On Wednesday the 30th of September the student-run Moon Festival was held in Copland Courtyard.
The Moon Festival is a culturally significant harvest festival observed primarily by ethnic Chinese and Vietnamese people, though in modern times it is also observed by other Asian countries. The celebration is based around the traditions of moon-gazing and moon-worshipping during the autumn full moon.
ANU’s own Moon Festival was organised by the self-titled ‘Moon Committee’, consisting of Jenny Bui as Director, Haseeb Ikram as Assistant Director and Kieran Hancock providing volunteer assistance. They worked in conjunction with ANUSA and PARSA and do not represent any particular club or society.
When asked about her motivations in organising such an event Ms Bui said that she wanted to provide a diversified cultural experience to the university, “[involving] more countries such as Singapore, Indonesia, the Philippines and Vietnam”, as she felt the previous year’s Mid-Autumn festival was primarily focussed on Chinese culture.
The Moon Festival event featured a large number of different cultural clubs and societies including the K-Pop Culture Club, Japan Club, ASIAA, HKSS and more. They offered cultural cuisines, displays, and performances at their stalls.
“We wanted to remind [International students] of home by providing them these mooncakes and other activities. It is also a good opportunity to share the culture with local students with all the performances, music, food and activities” said Ms Bui.
Minor controversy arose the day following day at the ISD Presidential Debate, where it was later alleged on the Moon Festival Facebook event page by one of the Moon Committee members that the Chinese Students and Scholars Association (CSSA) had publicly accused the Moon Committee of discrimination.

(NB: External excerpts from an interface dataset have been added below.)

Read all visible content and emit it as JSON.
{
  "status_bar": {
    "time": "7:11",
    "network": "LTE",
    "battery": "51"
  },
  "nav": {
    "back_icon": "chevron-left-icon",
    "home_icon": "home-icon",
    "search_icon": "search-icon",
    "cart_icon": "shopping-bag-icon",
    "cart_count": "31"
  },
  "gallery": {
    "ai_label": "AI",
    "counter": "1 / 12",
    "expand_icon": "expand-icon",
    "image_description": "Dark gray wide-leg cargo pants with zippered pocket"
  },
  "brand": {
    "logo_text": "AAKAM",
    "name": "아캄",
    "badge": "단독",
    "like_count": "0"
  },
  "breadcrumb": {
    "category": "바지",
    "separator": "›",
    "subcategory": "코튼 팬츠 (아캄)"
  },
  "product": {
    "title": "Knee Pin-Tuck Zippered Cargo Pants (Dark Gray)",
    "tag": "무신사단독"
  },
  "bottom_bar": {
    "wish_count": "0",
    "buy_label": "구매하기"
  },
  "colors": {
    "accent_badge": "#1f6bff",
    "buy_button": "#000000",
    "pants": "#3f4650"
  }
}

Mr Hancock claimed in his post that, during the Presidential Debate, the CSSA had criticised members of the Moon Committee for selecting the ANU China Club over the CSSA and also that they excluded Chinese Culture at the festival. He also claimed in further posts that ‘harsh comments’ and ‘slanderous behaviour’ in the form of private Facebook messages were directed at the Moon Committee during the Debate.
“I personally made the decision to include the China Club rather than the CSSA because I had begun working with the China Club before I became involved in the Moon Festival” read Mr Hancock’s post, “Their management team is very good, they represent China well and their society is a great addition to ANU”.

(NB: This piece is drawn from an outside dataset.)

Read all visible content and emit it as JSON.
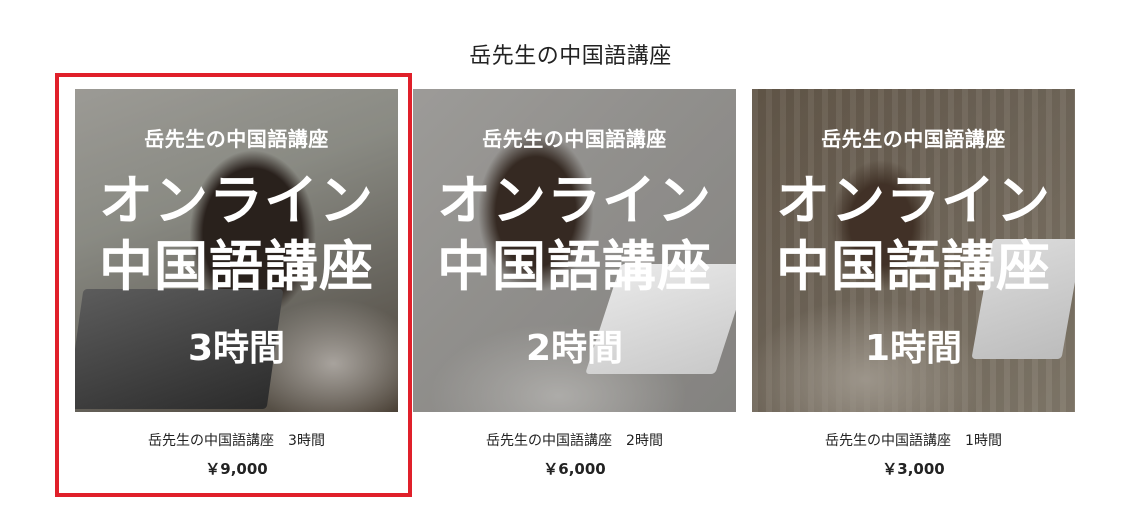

Mr Hancock offered ‘no apologies whatsoever’ for his decisions.
CSSA President, Serena Lyu, replied to the post by first stating that she believed the Moon Committee did a great job promoting Chinese culture at the Festival, and secondly stating that Mr Hancock had ‘completely misunderstood’ the point she had made at the Presidential Debate. Ms Lyu claimed that the issue was not that the China Club was chosen over the CSSA. She said that the CSSA was not invited at all and that she had only asked Ms Jenny Bui, who was participating in the debate, to clarify why, as the “biggest Chinese Students’ Association on campus”, they were not invited.
Ms Lyu alleged that Ms Bui’s reply at the Debate was that the CSSA had made a ‘special request’ which the Committee could not comply with and thus they were denied. Ms Lyu questioned how the CSSA could have made a special request if they were not invited in the first place.
James Yang, another member of the CSSA committee who claims to have been present at the Presidential debate, believed that it was Mr Hancock who had exacerbated the issue initially by “slandering the CSSA” in his Facebook post.
In a comment to Woroni, Mr Yang denied that CSSA members had made harsh comments during the debate.
He also claimed that no communication was made with any of the Moon Committee in regards to the Moon Festival. He said the Mr Hancock’s comments were “dishonest and certainly insulting” and that he would like Mr Hancock to withdraw them. Furthermore, he cited contradictory statements made at the Presidential Debate to be proof that Ms Bui had spoken “deceitfully”.
“If [as claimed in the Facebook thread] Jenny has confirmed that there was no communication between [the CSSA] and her, how did she come up with the comment at the Debate that the CSSA had requested her for a larger stall?”
Regardless, both parties agreed that the Moon Festival was a success and that they were merely defending themselves against the other side’s allegations. Mr Hancock stated that the intent of his posts was to show that the Moon Committee “had no discrimination against the CSSA” and that the decision to invite the China Club was not made with knowing bias. Mr Yang agreed that there was no point in dragging the issue further.
“I believe that everyone who participated in the event enjoyed it, and that’s all that matters” he said.
Ms Jenny Bui would welcome any constructive feedback regarding the Moon Festival. All feedback should be directed toward email@example.com.